**What to produce:**
Every entry should come back exactly as written, minus the pictures.

**Source information:**
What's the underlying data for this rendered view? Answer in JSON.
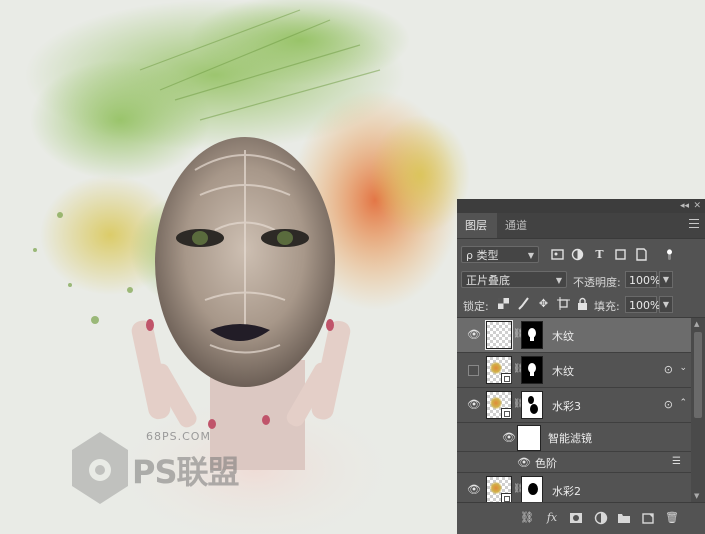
{
  "panel": {
    "tabs": [
      {
        "label": "图层",
        "active": true
      },
      {
        "label": "通道",
        "active": false
      }
    ],
    "filter": {
      "kind_label": "ρ 类型",
      "icons": [
        "image-filter-icon",
        "adjustment-filter-icon",
        "type-filter-icon",
        "shape-filter-icon",
        "smart-object-filter-icon",
        "filter-toggle-icon"
      ]
    },
    "blend": {
      "mode": "正片叠底",
      "opacity_label": "不透明度:",
      "opacity_value": "100%"
    },
    "lock": {
      "label": "锁定:",
      "fill_label": "填充:",
      "fill_value": "100%"
    },
    "layers": [
      {
        "name": "木纹",
        "visible": true,
        "selected": true,
        "smart_object": false,
        "has_fx": false
      },
      {
        "name": "木纹",
        "visible": false,
        "selected": false,
        "smart_object": true,
        "has_fx": true
      },
      {
        "name": "水彩3",
        "visible": true,
        "selected": false,
        "smart_object": true,
        "has_fx": true,
        "expanded": true
      },
      {
        "name": "水彩2",
        "visible": true,
        "selected": false,
        "smart_object": true,
        "has_fx": false
      }
    ],
    "smart_filters_label": "智能滤镜",
    "levels_label": "色阶"
  },
  "watermark": {
    "site": "68PS.COM",
    "name": "PS联盟"
  },
  "colors": {
    "panel_bg": "#535353",
    "selected_row": "#6c6c6c",
    "canvas_bg": "#e9ebe6"
  }
}
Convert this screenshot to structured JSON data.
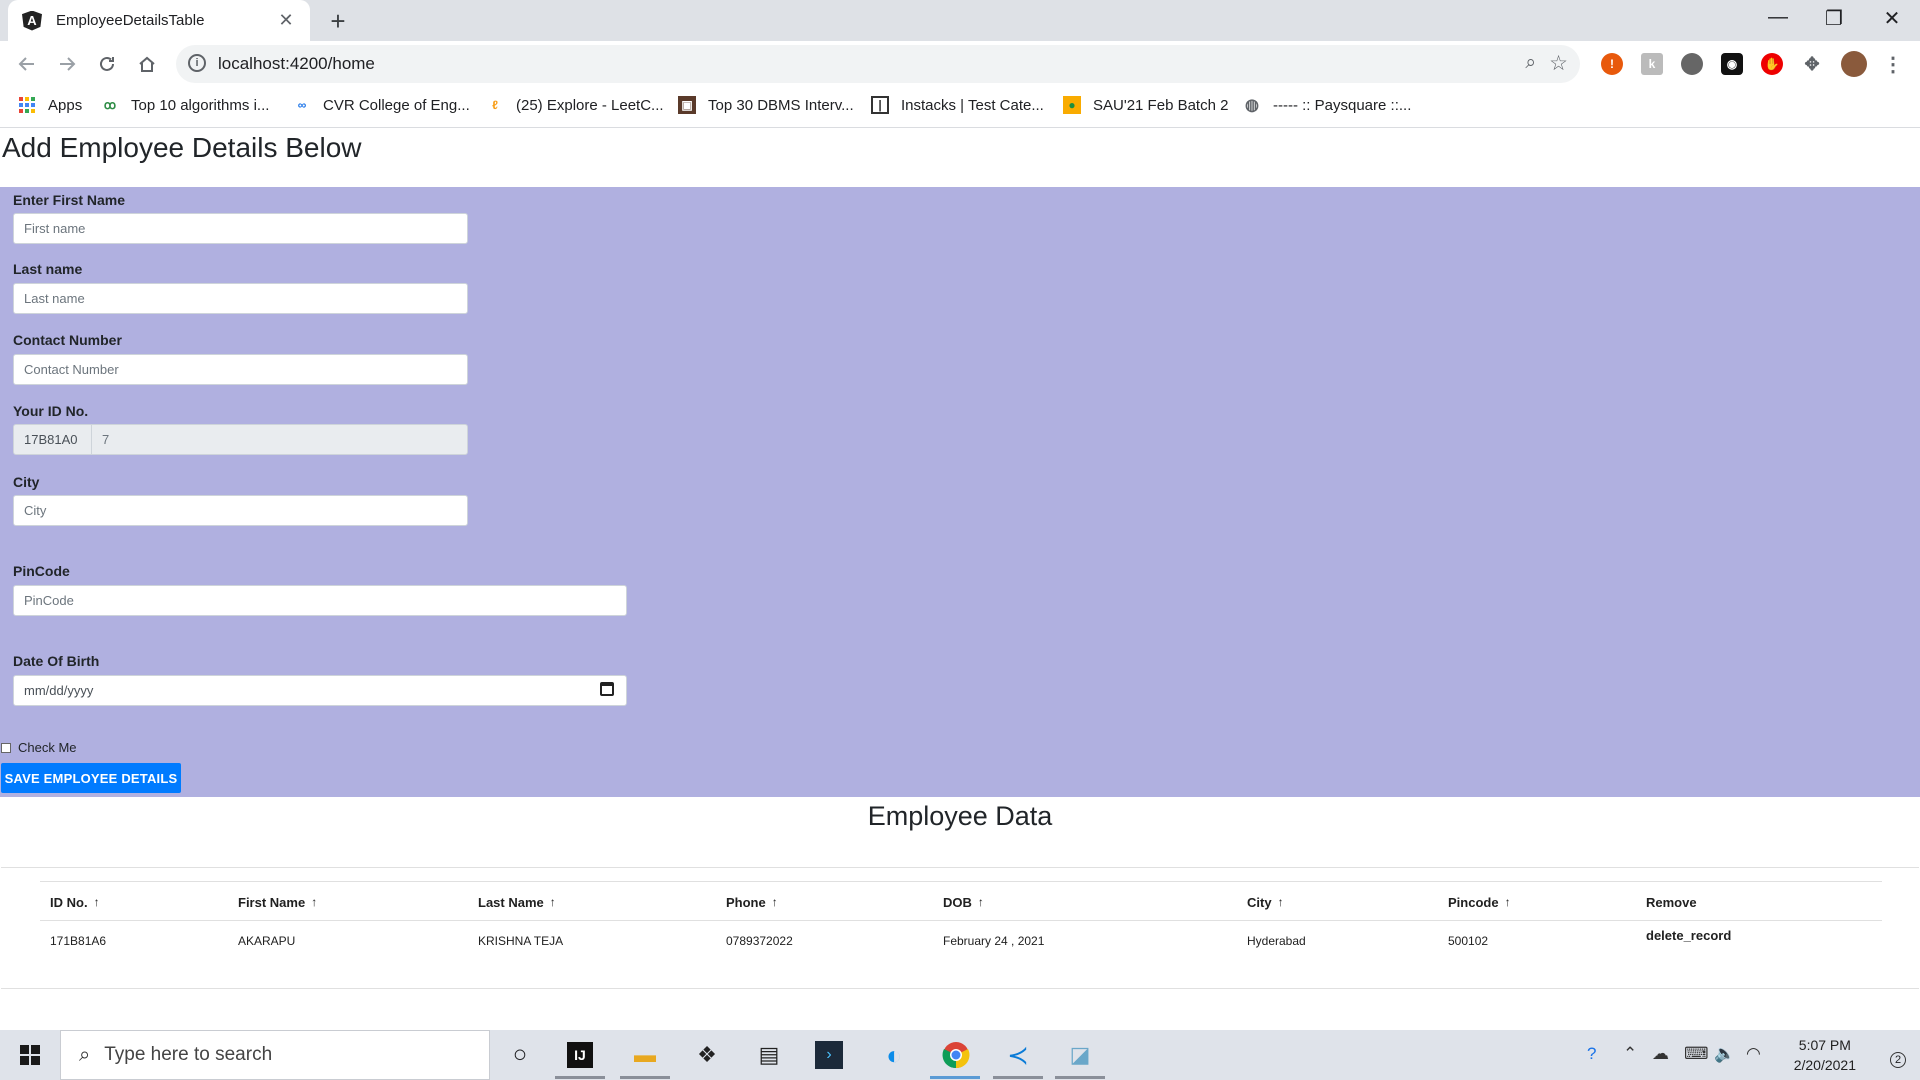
{
  "browser": {
    "tab_title": "EmployeeDetailsTable",
    "tab_close": "✕",
    "new_tab": "+",
    "url": "localhost:4200/home",
    "window_minimize": "—",
    "window_restore": "❐",
    "window_close": "✕"
  },
  "bookmarks": [
    {
      "label": "Apps",
      "icon": "apps-grid-icon"
    },
    {
      "label": "Top 10 algorithms i...",
      "icon": "geeksforgeeks-icon"
    },
    {
      "label": "CVR College of Eng...",
      "icon": "cvr-icon"
    },
    {
      "label": "(25) Explore - LeetC...",
      "icon": "leetcode-icon"
    },
    {
      "label": "Top 30 DBMS Interv...",
      "icon": "dbms-icon"
    },
    {
      "label": "Instacks | Test Cate...",
      "icon": "instacks-icon"
    },
    {
      "label": "SAU'21 Feb Batch 2",
      "icon": "classroom-icon"
    },
    {
      "label": "----- :: Paysquare ::...",
      "icon": "globe-icon"
    }
  ],
  "page": {
    "heading": "Add Employee Details Below",
    "form": {
      "first_name_label": "Enter First Name",
      "first_name_placeholder": "First name",
      "last_name_label": "Last name",
      "last_name_placeholder": "Last name",
      "contact_label": "Contact Number",
      "contact_placeholder": "Contact Number",
      "id_label": "Your ID No.",
      "id_prefix": "17B81A0",
      "id_value": "7",
      "city_label": "City",
      "city_placeholder": "City",
      "pincode_label": "PinCode",
      "pincode_placeholder": "PinCode",
      "dob_label": "Date Of Birth",
      "dob_placeholder": "mm/dd/yyyy",
      "check_label": "Check Me",
      "save_button": "SAVE EMPLOYEE DETAILS"
    },
    "data_title": "Employee Data",
    "table": {
      "columns": [
        "ID No.",
        "First Name",
        "Last Name",
        "Phone",
        "DOB",
        "City",
        "Pincode",
        "Remove"
      ],
      "sort_arrow": "↑",
      "rows": [
        {
          "id": "171B81A6",
          "first_name": "AKARAPU",
          "last_name": "KRISHNA TEJA",
          "phone": "0789372022",
          "dob": "February 24 , 2021",
          "city": "Hyderabad",
          "pincode": "500102",
          "remove": "delete_record"
        }
      ]
    }
  },
  "taskbar": {
    "search_placeholder": "Type here to search",
    "time": "5:07 PM",
    "date": "2/20/2021",
    "notification_count": "2"
  },
  "colors": {
    "form_background": "#b0b0e0",
    "primary_button": "#007bff",
    "tabstrip": "#dee1e6"
  }
}
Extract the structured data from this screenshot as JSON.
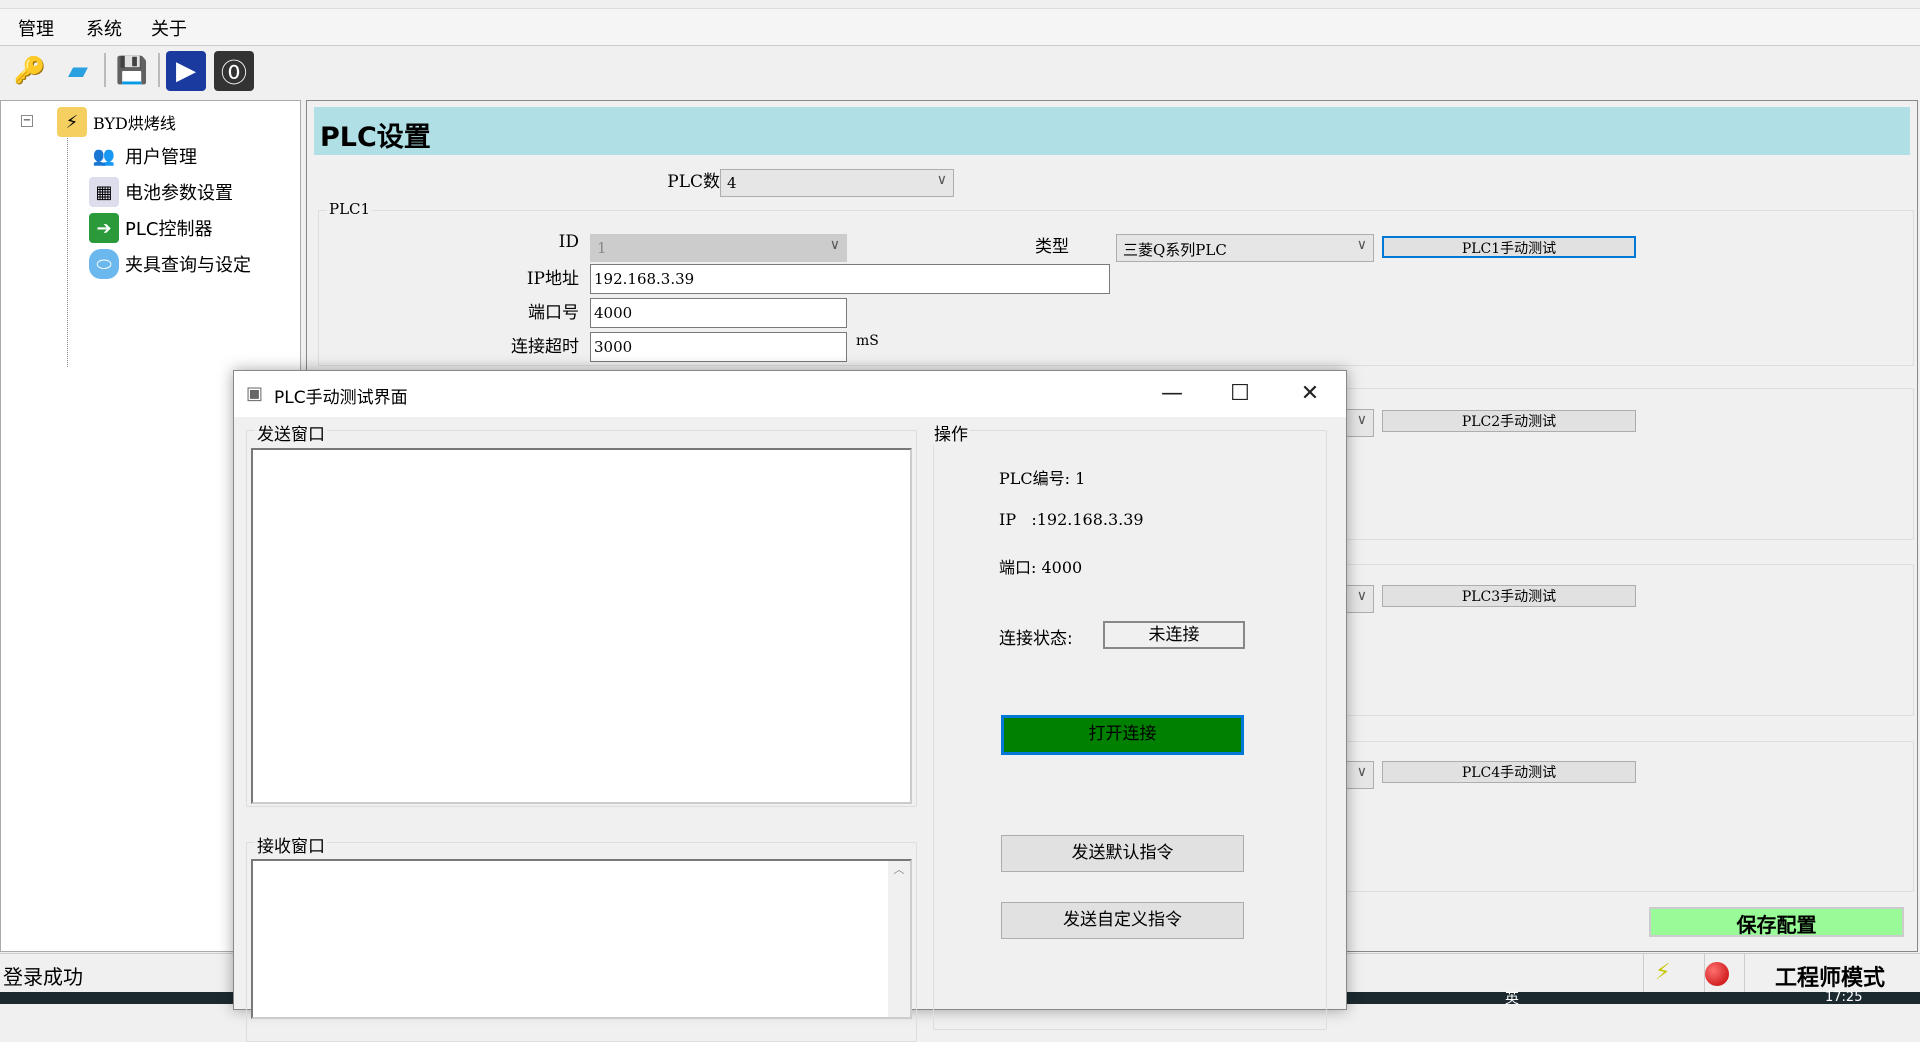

**Exercise answer:**
What's the underlying data for this rendered view? Answer in JSON.
{
  "panel": {
    "tabs": [
      {
        "label": "图层",
        "active": true
      },
      {
        "label": "通道",
        "active": false
      }
    ],
    "filter": {
      "kind_label": "ρ 类型",
      "icons": [
        "image-filter-icon",
        "adjustment-filter-icon",
        "type-filter-icon",
        "shape-filter-icon",
        "smart-object-filter-icon",
        "filter-toggle-icon"
      ]
    },
    "blend": {
      "mode": "正片叠底",
      "opacity_label": "不透明度:",
      "opacity_value": "100%"
    },
    "lock": {
      "label": "锁定:",
      "fill_label": "填充:",
      "fill_value": "100%"
    },
    "layers": [
      {
        "name": "木纹",
        "visible": true,
        "selected": true,
        "smart_object": false,
        "has_fx": false
      },
      {
        "name": "木纹",
        "visible": false,
        "selected": false,
        "smart_object": true,
        "has_fx": true
      },
      {
        "name": "水彩3",
        "visible": true,
        "selected": false,
        "smart_object": true,
        "has_fx": true,
        "expanded": true
      },
      {
        "name": "水彩2",
        "visible": true,
        "selected": false,
        "smart_object": true,
        "has_fx": false
      }
    ],
    "smart_filters_label": "智能滤镜",
    "levels_label": "色阶"
  },
  "watermark": {
    "site": "68PS.COM",
    "name": "PS联盟"
  },
  "colors": {
    "panel_bg": "#535353",
    "selected_row": "#6c6c6c",
    "canvas_bg": "#e9ebe6"
  }
}
Convert this screenshot to structured JSON data.
{
  "browser": {
    "tab_title": "EmployeeDetailsTable",
    "tab_close": "✕",
    "new_tab": "+",
    "url": "localhost:4200/home",
    "window_minimize": "—",
    "window_restore": "❐",
    "window_close": "✕"
  },
  "bookmarks": [
    {
      "label": "Apps",
      "icon": "apps-grid-icon"
    },
    {
      "label": "Top 10 algorithms i...",
      "icon": "geeksforgeeks-icon"
    },
    {
      "label": "CVR College of Eng...",
      "icon": "cvr-icon"
    },
    {
      "label": "(25) Explore - LeetC...",
      "icon": "leetcode-icon"
    },
    {
      "label": "Top 30 DBMS Interv...",
      "icon": "dbms-icon"
    },
    {
      "label": "Instacks | Test Cate...",
      "icon": "instacks-icon"
    },
    {
      "label": "SAU'21 Feb Batch 2",
      "icon": "classroom-icon"
    },
    {
      "label": "----- :: Paysquare ::...",
      "icon": "globe-icon"
    }
  ],
  "page": {
    "heading": "Add Employee Details Below",
    "form": {
      "first_name_label": "Enter First Name",
      "first_name_placeholder": "First name",
      "last_name_label": "Last name",
      "last_name_placeholder": "Last name",
      "contact_label": "Contact Number",
      "contact_placeholder": "Contact Number",
      "id_label": "Your ID No.",
      "id_prefix": "17B81A0",
      "id_value": "7",
      "city_label": "City",
      "city_placeholder": "City",
      "pincode_label": "PinCode",
      "pincode_placeholder": "PinCode",
      "dob_label": "Date Of Birth",
      "dob_placeholder": "mm/dd/yyyy",
      "check_label": "Check Me",
      "save_button": "SAVE EMPLOYEE DETAILS"
    },
    "data_title": "Employee Data",
    "table": {
      "columns": [
        "ID No.",
        "First Name",
        "Last Name",
        "Phone",
        "DOB",
        "City",
        "Pincode",
        "Remove"
      ],
      "sort_arrow": "↑",
      "rows": [
        {
          "id": "171B81A6",
          "first_name": "AKARAPU",
          "last_name": "KRISHNA TEJA",
          "phone": "0789372022",
          "dob": "February 24 , 2021",
          "city": "Hyderabad",
          "pincode": "500102",
          "remove": "delete_record"
        }
      ]
    }
  },
  "taskbar": {
    "search_placeholder": "Type here to search",
    "time": "5:07 PM",
    "date": "2/20/2021",
    "notification_count": "2"
  },
  "colors": {
    "form_background": "#b0b0e0",
    "primary_button": "#007bff",
    "tabstrip": "#dee1e6"
  }
}
Extract the structured data from this screenshot as JSON.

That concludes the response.